all images courtesy of Instituto Moreira Salles
The Trailblazing Peruvian Photographer
Who Captured a Vanishing World
In 1905, when the Andean photographer Martín Chambi was 14 years old, he traveled to northwestern Peru with his father, who had a job working in a gold mine there. At the time, there were no indigenous photographers in the country, and images of the Quechua people were mostly captured through the lenses of French and American photographers. But after meeting the photographer for his father’s mining company, Chambi became enamored with the camera. He soon apprenticed himself to Max T. Vargas — one of the earliest Peruvian photographers — and a legend was born.
“I’ve read that in Chile they think that the indigenous South American peoples have no culture, that they are not civilized, that they are intellectually and artistically inferior to European white peoples,” he wrote in 1936, long after he’d become a celebrated Peruvian photographer. “[My] artworks are a graphic testament that is more eloquent than my own opinion … I feel I am representing my race; my people will speak through the photographs.”
Chambi is most famous for his expressive, painterly portrayals of Peru’s diverse society, some of which are currently on view at São Paulo’s Instituto Moreira Salles in Face Andina – Fotografias de Martín Chambi. The exhibition builds on the museum’s recent acquisition of 88 of Chambi’s images and spans the breadth of his prolific, five-decades-long career, during which he produced more than 40,000 glass plate negatives. In addition to the portraits, the show includes 23 postcards (Chambi introduced them to the country) as well as panoramas of Machu Pichuu, which he was the first to document after its “discovery” by Hiram Bingham.
“[Chambi’s images] integrate [an] important part of the South American imagination,” the curators write in a press release. “[They are] poetic, mysterious, and incisive documents of a vanished world.”
Part of the intrigue of Martín’s work is that, for the first time, he represented the indigenous people of the Andes without the inflection of the “colonial eye”, documenting with elegance and attention to detail, a world that few had seen—Andean women sitting before their chicherías, a young man playing a pan pipe with his llama beside him, a group of men raising a cross in fresh light, mist surrounding them and the flags of Peru blurred by wind.
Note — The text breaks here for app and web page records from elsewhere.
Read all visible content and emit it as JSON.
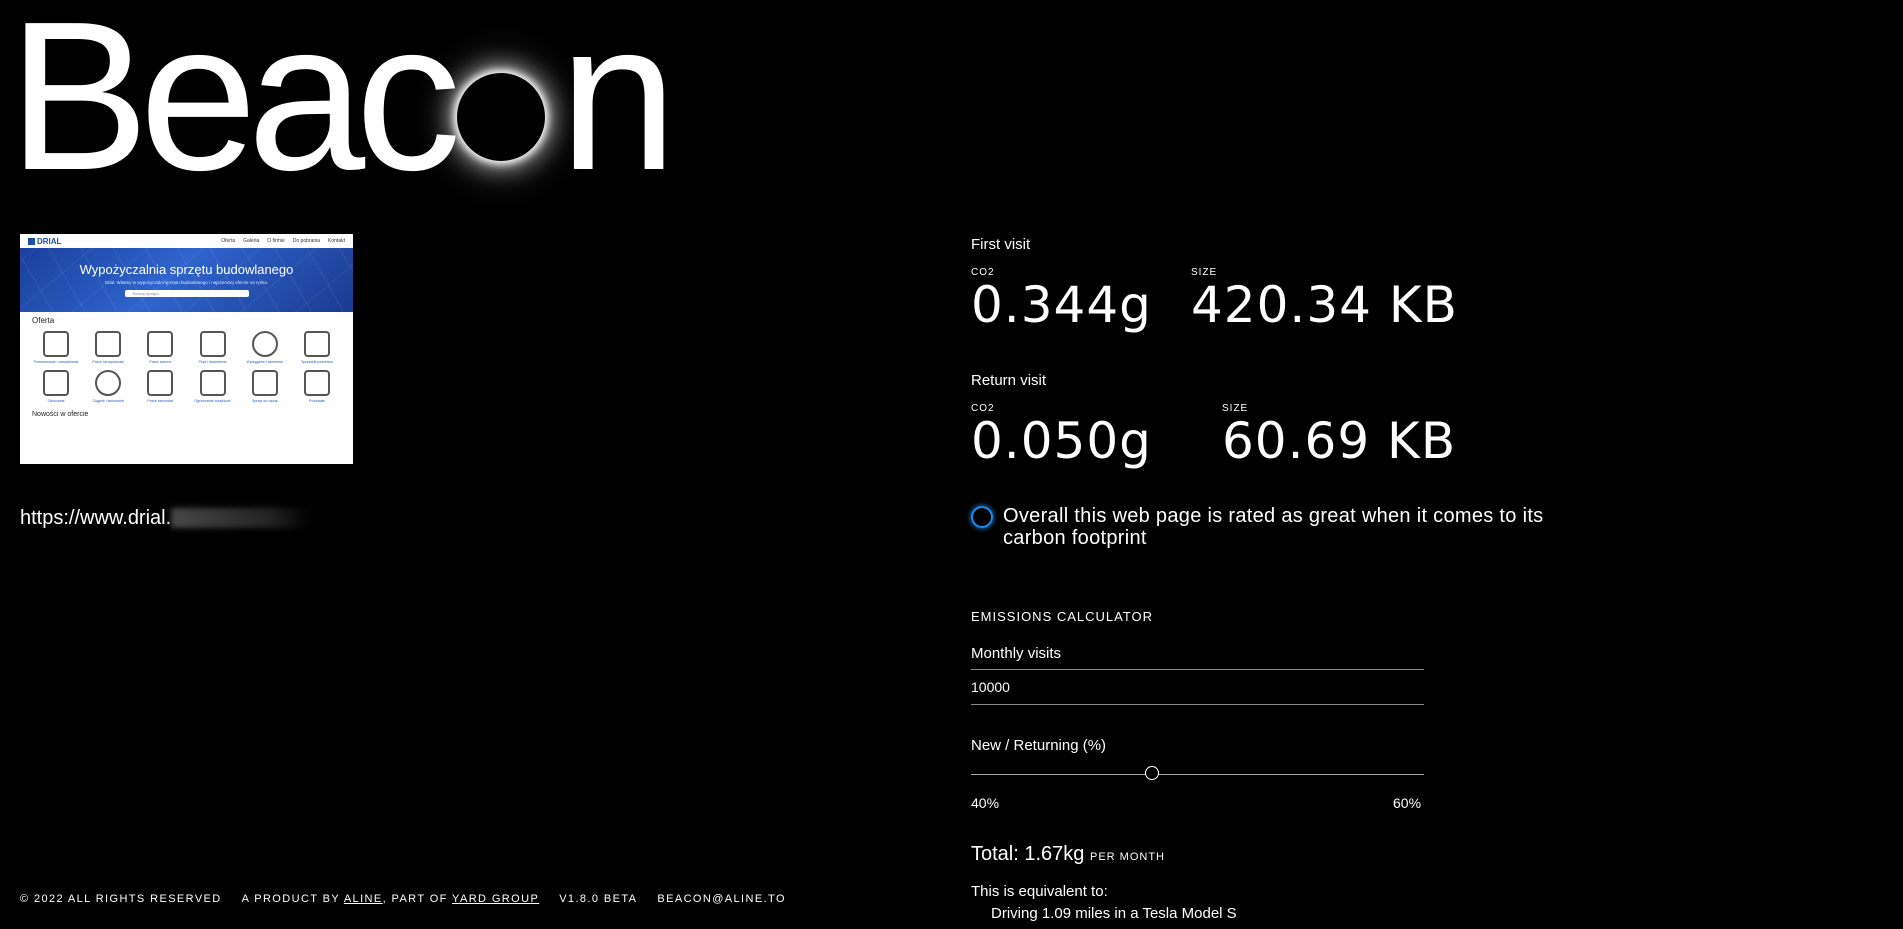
{
  "logo": {
    "before": "Beac",
    "after": "n"
  },
  "thumbnail": {
    "brand": "DRIAL",
    "nav": [
      "Oferta",
      "Galeria",
      "O firmie",
      "Do pobrania",
      "Kontakt"
    ],
    "hero_title": "Wypożyczalnia sprzętu budowlanego",
    "hero_subtitle": "Drial. Witamy w wypożyczalni sprzętu budowlanego i najszerszej ofercie na rynku.",
    "search_placeholder": "Szukaj sprzętu",
    "section": "Oferta",
    "items": [
      "Pomurowanie i odwadnianie",
      "Prace na wysokości",
      "Prace ziemne",
      "Prąd i oświetlenie",
      "Wyciąganie i wiercenie",
      "Sprężarki powietrza",
      "Osuszanie",
      "Ciągnie i ładowanie",
      "Prace betonowe",
      "Ogrzewanie budynków",
      "Sprzęt do cięcia",
      "Pozostałe"
    ],
    "footer_section": "Nowości w ofercie"
  },
  "url": "https://www.drial.",
  "first_visit": {
    "title": "First visit",
    "co2_label": "CO2",
    "co2": "0.344g",
    "size_label": "SIZE",
    "size": "420.34 KB"
  },
  "return_visit": {
    "title": "Return visit",
    "co2_label": "CO2",
    "co2": "0.050g",
    "size_label": "SIZE",
    "size": "60.69 KB"
  },
  "rating": "Overall this web page is rated as great when it comes to its carbon footprint",
  "calculator": {
    "title": "EMISSIONS CALCULATOR",
    "monthly_label": "Monthly visits",
    "monthly_value": "10000",
    "ratio_label": "New / Returning (%)",
    "new_pct_label": "40%",
    "returning_pct_label": "60%",
    "new_pct": 40,
    "total": "Total: 1.67kg",
    "per": "PER MONTH",
    "equiv_label": "This is equivalent to:",
    "equiv_item": "Driving 1.09 miles in a Tesla Model S"
  },
  "footer": {
    "copyright": "© 2022 ALL RIGHTS RESERVED",
    "product_prefix": "A PRODUCT BY",
    "aline": "ALINE",
    "part_of": ", PART OF",
    "yard": "YARD GROUP",
    "version": "V1.8.0 BETA",
    "email": "BEACON@ALINE.TO"
  },
  "colors": {
    "background": "#000000",
    "rating_accent": "#1d8cf0"
  }
}
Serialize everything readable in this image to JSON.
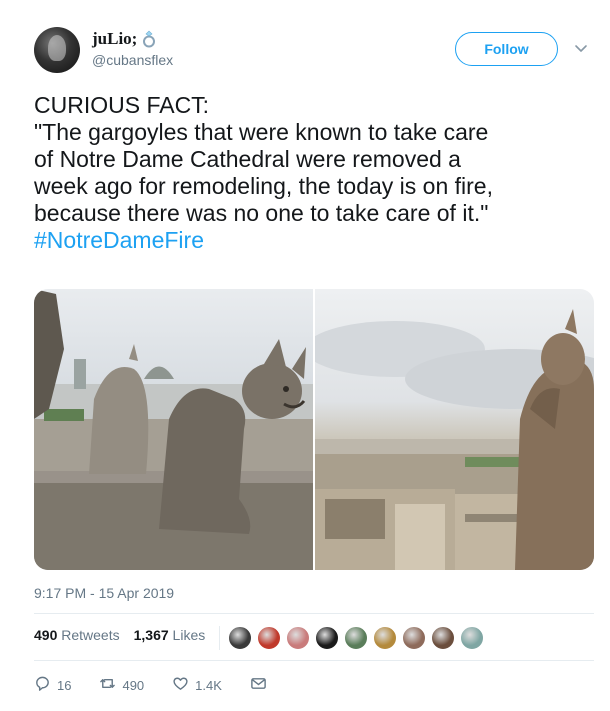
{
  "user": {
    "display_name": "juLio;",
    "handle": "@cubansflex",
    "follow_label": "Follow"
  },
  "tweet": {
    "lines": [
      "CURIOUS FACT:",
      "\"The gargoyles that were known to take care",
      "of Notre Dame Cathedral were removed a",
      "week ago for remodeling, the today is on fire,",
      "because there was no one to take care of it.\""
    ],
    "hashtag": "#NotreDameFire"
  },
  "timestamp": "9:17 PM - 15 Apr 2019",
  "stats": {
    "retweets_count": "490",
    "retweets_label": "Retweets",
    "likes_count": "1,367",
    "likes_label": "Likes"
  },
  "likers": [
    {
      "color": "#3a3a3a"
    },
    {
      "color": "#c0392b"
    },
    {
      "color": "#c97b7b"
    },
    {
      "color": "#1b1b1b"
    },
    {
      "color": "#5a7d5a"
    },
    {
      "color": "#b48a3c"
    },
    {
      "color": "#8e6b5b"
    },
    {
      "color": "#6b4e3d"
    },
    {
      "color": "#7fa6a3"
    }
  ],
  "actions": {
    "replies": "16",
    "retweets": "490",
    "likes": "1.4K"
  },
  "colors": {
    "accent": "#1da1f2",
    "muted": "#657786",
    "text": "#14171a"
  },
  "icons": [
    "ring-icon",
    "chevron-down-icon",
    "reply-icon",
    "retweet-icon",
    "heart-icon",
    "mail-icon"
  ]
}
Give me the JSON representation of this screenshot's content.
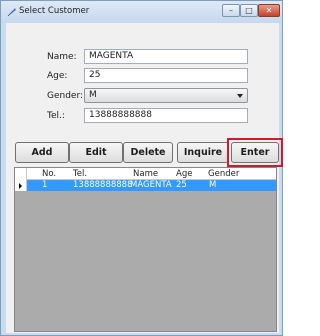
{
  "window": {
    "title": "Select Customer",
    "minimize_glyph": "–",
    "maximize_glyph": "□",
    "close_glyph": "✕"
  },
  "form": {
    "name_label": "Name:",
    "name_value": "MAGENTA",
    "age_label": "Age:",
    "age_value": "25",
    "gender_label": "Gender:",
    "gender_value": "M",
    "tel_label": "Tel.:",
    "tel_value": "13888888888"
  },
  "buttons": {
    "add": "Add",
    "edit": "Edit",
    "delete": "Delete",
    "inquire": "Inquire",
    "enter": "Enter"
  },
  "grid": {
    "columns": [
      "No.",
      "Tel.",
      "Name",
      "Age",
      "Gender"
    ],
    "rows": [
      [
        "1",
        "13888888888",
        "MAGENTA",
        "25",
        "M"
      ]
    ],
    "selected_row_color": "#3399ff"
  },
  "colors": {
    "highlight_box": "#d6182a"
  },
  "icons": {
    "title_icon": "app-feather-icon",
    "row_indicator": "row-pointer-icon",
    "dropdown": "chevron-down-icon"
  }
}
His legacy reveals his fascination with indigenous culture and an impressive aptitude for capturing everyday life and its fleeting moments.